When Kirby returned to Marvel at the tail end of 1975, he was ready to reach for the stars again, and while he would (apparently somewhat reluctantly) return to famous characters he’d created like Captain America and the Black Panther, the project that he was most excited about was his next “high-concept” science fiction masterpiece-in-the-making, originally entitled “The Celestials” and then “Return Of The Gods” before making its July, 1976 cover-dated debut as The Eternals.

Right off the bat in this first story, titled “The Day Of The Gods,” it’s clear that Kirby is playing a “long game” here : incorporating then-popular elements of the cultural zeitgeist such as the purported “sunken kingdoms” of Atlantis, Lemuria, Mu, and the like; mysterious “vanishing zones” such as the Bermuda Triangle; and, most especially, the “ancient astronauts” theories popularized by the dubious-at-best Erich Von Daniken, this debut issue is all about setting a vast and ambitious stage for itself encompassing not only all of human history, but the histories of two purported “sibling races,” as well — the genetically-and-morally-challenged Deviants, and the titular and quasi-godlike Eternals.

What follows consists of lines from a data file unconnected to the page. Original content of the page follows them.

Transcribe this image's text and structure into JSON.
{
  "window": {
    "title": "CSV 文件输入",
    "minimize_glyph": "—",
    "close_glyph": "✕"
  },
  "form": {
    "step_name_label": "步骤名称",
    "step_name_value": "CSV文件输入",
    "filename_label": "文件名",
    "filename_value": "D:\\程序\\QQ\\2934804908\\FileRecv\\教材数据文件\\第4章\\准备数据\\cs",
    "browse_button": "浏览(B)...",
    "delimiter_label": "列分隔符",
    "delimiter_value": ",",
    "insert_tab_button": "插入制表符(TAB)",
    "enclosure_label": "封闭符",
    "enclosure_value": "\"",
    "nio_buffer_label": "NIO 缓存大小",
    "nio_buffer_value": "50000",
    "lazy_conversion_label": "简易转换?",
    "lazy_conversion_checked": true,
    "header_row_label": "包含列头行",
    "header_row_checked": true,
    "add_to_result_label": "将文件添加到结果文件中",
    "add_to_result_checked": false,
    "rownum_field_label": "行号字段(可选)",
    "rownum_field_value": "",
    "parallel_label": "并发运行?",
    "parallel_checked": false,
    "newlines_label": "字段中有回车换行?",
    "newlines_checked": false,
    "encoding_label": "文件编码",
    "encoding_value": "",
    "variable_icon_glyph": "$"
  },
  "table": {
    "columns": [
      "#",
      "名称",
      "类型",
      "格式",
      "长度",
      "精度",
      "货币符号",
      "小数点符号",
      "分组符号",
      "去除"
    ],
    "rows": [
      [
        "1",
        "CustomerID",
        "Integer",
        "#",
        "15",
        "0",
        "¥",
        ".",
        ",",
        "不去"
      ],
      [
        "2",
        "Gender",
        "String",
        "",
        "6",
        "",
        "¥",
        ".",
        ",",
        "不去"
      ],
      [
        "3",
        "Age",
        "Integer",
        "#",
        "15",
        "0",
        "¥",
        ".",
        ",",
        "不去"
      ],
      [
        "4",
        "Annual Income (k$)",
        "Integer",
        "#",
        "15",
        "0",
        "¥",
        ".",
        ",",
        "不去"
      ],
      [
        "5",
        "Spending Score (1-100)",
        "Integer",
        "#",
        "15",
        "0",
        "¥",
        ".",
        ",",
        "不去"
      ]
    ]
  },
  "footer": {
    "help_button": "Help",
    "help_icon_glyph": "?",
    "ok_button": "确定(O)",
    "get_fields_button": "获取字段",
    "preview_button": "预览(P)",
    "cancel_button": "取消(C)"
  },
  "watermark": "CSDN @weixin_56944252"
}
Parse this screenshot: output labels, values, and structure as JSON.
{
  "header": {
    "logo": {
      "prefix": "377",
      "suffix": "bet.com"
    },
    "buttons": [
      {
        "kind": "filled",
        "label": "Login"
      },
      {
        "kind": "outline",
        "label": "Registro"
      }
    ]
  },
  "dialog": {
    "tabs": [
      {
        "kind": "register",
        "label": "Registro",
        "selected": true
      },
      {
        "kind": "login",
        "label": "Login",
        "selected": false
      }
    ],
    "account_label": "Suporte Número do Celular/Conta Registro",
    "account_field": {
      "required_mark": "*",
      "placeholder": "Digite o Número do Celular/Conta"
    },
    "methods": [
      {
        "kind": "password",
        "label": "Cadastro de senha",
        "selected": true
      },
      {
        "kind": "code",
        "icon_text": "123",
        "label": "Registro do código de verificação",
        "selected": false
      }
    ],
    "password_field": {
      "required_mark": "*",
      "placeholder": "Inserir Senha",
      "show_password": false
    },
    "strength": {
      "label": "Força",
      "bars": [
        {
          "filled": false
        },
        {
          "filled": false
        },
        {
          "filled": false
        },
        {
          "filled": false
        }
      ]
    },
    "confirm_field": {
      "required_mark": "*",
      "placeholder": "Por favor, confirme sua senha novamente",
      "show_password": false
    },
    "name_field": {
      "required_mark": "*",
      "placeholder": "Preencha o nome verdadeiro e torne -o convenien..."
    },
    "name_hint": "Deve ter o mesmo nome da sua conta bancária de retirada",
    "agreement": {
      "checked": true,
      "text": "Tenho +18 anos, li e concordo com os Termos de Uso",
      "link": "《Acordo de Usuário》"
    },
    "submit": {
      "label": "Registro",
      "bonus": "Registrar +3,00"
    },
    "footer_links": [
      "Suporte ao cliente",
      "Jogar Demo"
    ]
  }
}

Most of the principal characters we’d come to know over the course of the book’s run aren’t even introduced in these pages, so dense and complex is the task of “world-building” that Kirby has set for himself, but it almost doesn’t even matter in the scheme of things — this isn’t so much the “ground floor” of something big as it is its foundation. Sure, we get to meet Ikaris (albeit in his thinly-disguised “civilian identity” of Ike Harris) as well as archaeologist Doctor Damian and his fetching daughter/assistant, Margo, who would go on to become semi-important supporting players, but on the whole this is one big old info-dump.

Why, then, is it so endlessly fascinating and eminently readable, even after all these years?

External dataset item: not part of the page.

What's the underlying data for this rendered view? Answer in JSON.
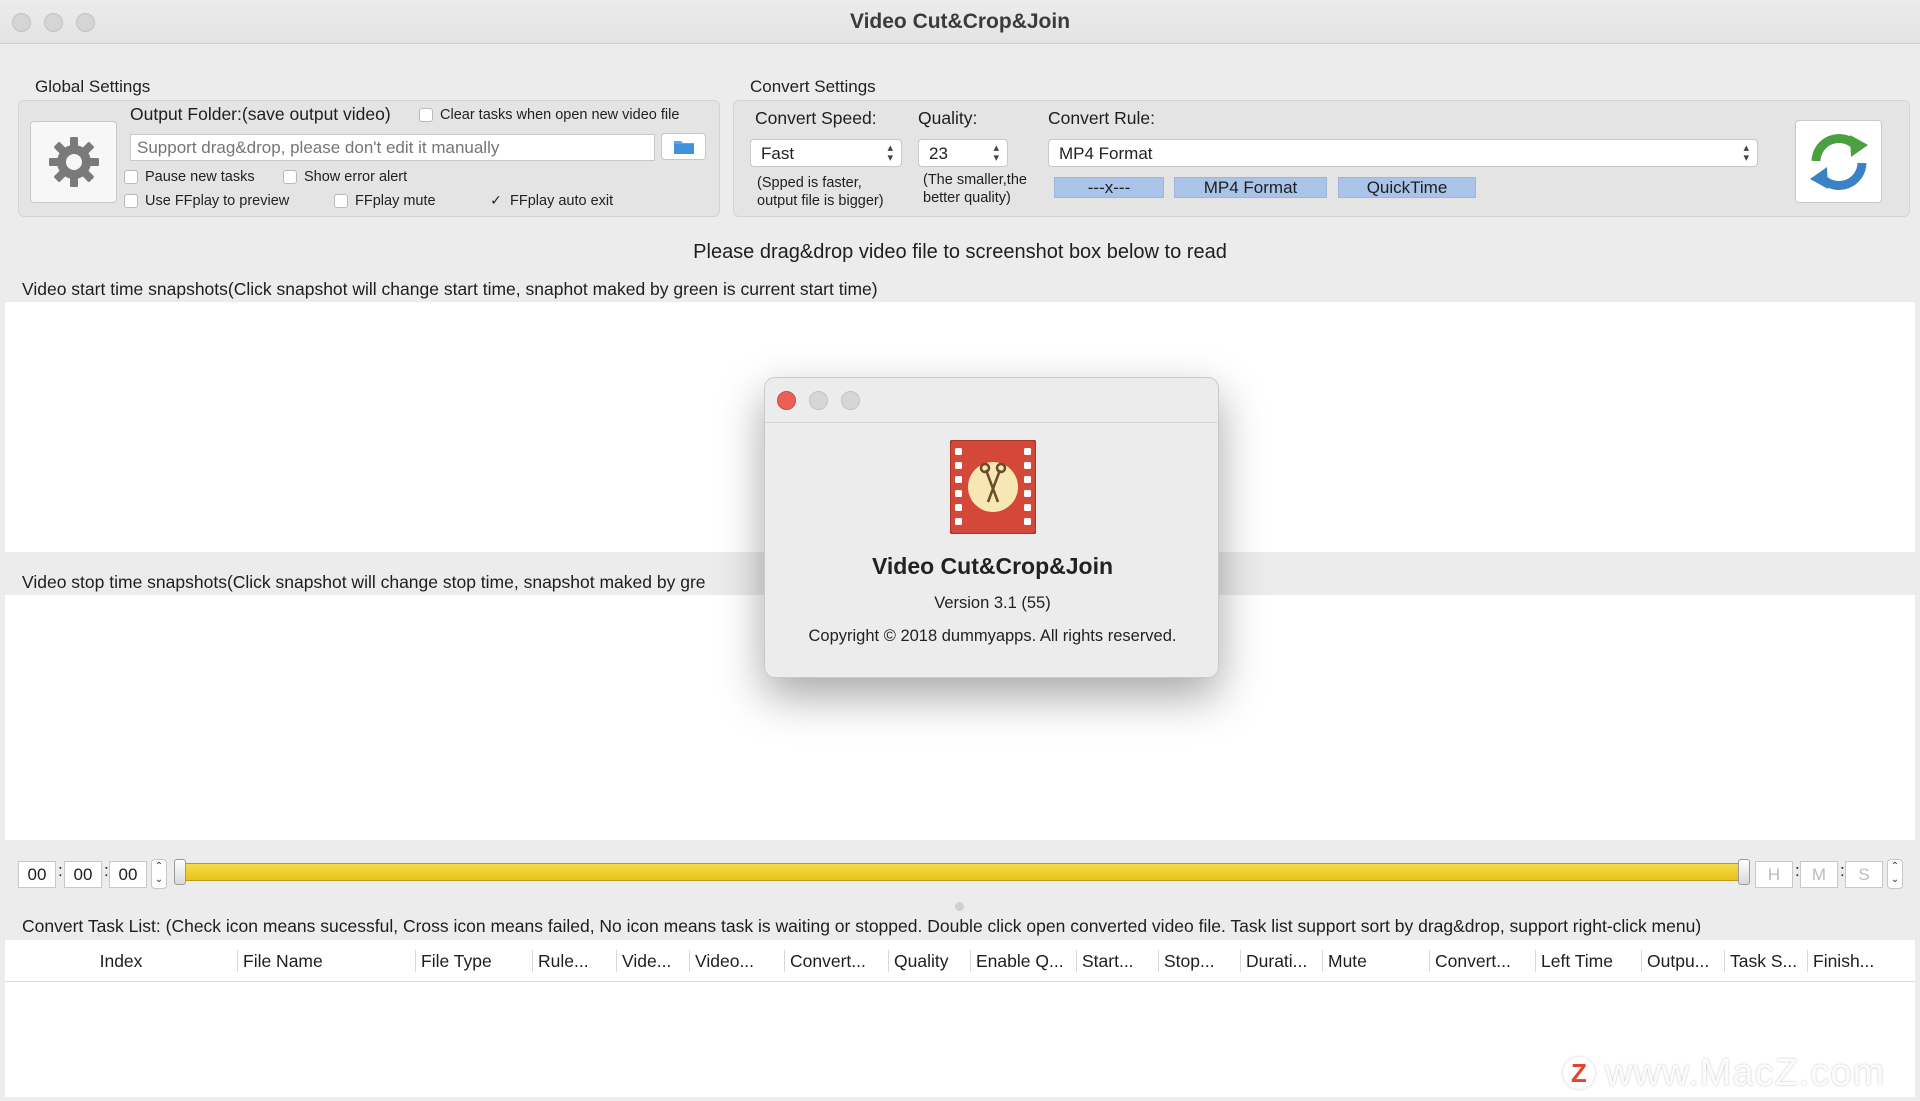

A lot of it is down to Kirby’s genius pacing — despite its heavy reliance on Ikaris’ lengthy “here’s all you need to know before we begin” monologue, there is a clear and present danger hanging, Sword- of- Damocles-style, over the proceedings here, and before we even see a single Celestial (which doesn’t happen in this issue, in case you were wondering), the senses-shaking prospect of their imminent return is established as something larger and more profound than our mere mortal minds can process —and Kirby communicates it all with such vital urgency that there’s no mistaking the import of what’s about to happen, even if it doesn’t happen here. Seriously, though, I defy you not to be absolutely hooked on this comic by, oh, page four or five.

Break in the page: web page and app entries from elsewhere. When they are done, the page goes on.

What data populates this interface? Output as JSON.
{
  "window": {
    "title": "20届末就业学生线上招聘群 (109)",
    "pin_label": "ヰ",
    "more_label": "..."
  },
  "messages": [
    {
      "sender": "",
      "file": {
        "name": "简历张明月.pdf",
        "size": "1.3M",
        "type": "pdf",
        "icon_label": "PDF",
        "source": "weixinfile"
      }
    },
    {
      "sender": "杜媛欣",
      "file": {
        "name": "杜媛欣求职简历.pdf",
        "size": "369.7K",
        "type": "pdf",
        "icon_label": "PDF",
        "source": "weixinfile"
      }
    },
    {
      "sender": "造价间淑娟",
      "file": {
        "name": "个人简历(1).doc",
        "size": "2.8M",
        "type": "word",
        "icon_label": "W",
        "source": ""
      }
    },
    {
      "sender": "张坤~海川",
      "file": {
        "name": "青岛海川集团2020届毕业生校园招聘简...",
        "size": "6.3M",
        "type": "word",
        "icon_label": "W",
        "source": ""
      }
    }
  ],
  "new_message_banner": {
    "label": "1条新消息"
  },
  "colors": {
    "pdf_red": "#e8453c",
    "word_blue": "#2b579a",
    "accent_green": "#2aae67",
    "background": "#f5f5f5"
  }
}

The art (masterfully aided and abetted by the heavy-but-faithful brush of John Verpoorten, for my money one of Kirby’s most underappreciated inkers) is absolutely killer, too — a heady stylistic mix of any number of various ancient cultures, particularly the Incas (who, along with the Aztecs, had long been a major influence on The King’s visual ethos), it nevertheless looks like something from several centuries into the future given its incorporation not only of all kinds of typically-awesome “Kirby Tech,” but of truly alien designs courtesy of the undersea realm of the Deviants. This may be a Marvel comic, sure, but it looks like something from a universe all its own — and indeed, such was Jack’s original intention, to the point that even when the company’s bean-counters handed down dictates to include guest appearances from The Thing and The Hulk, Kirby cleverly (and probably to the chagrin of said “superiors”) made certain they were only lame dopplegangers and not the “real” thing.  After all, when you’re pouring this money concepts onto the page at once, tying yourself down to a pre-existing, inter-connected corporate “world” is only going to slow you down.

And if there’s one thing that this comic doesn’t do, even in this first issue that skirts the edges of “information overload,” it’s slow down — not even for a single second. If you haven’t yet had the chance to read it, then what are you waiting for? Do it before the much-hyped movie comes out and see where Marvel Studios’ latest billion-dollar idea came from. Hint : from the same place most of ’em did, one man’s limitless imagination.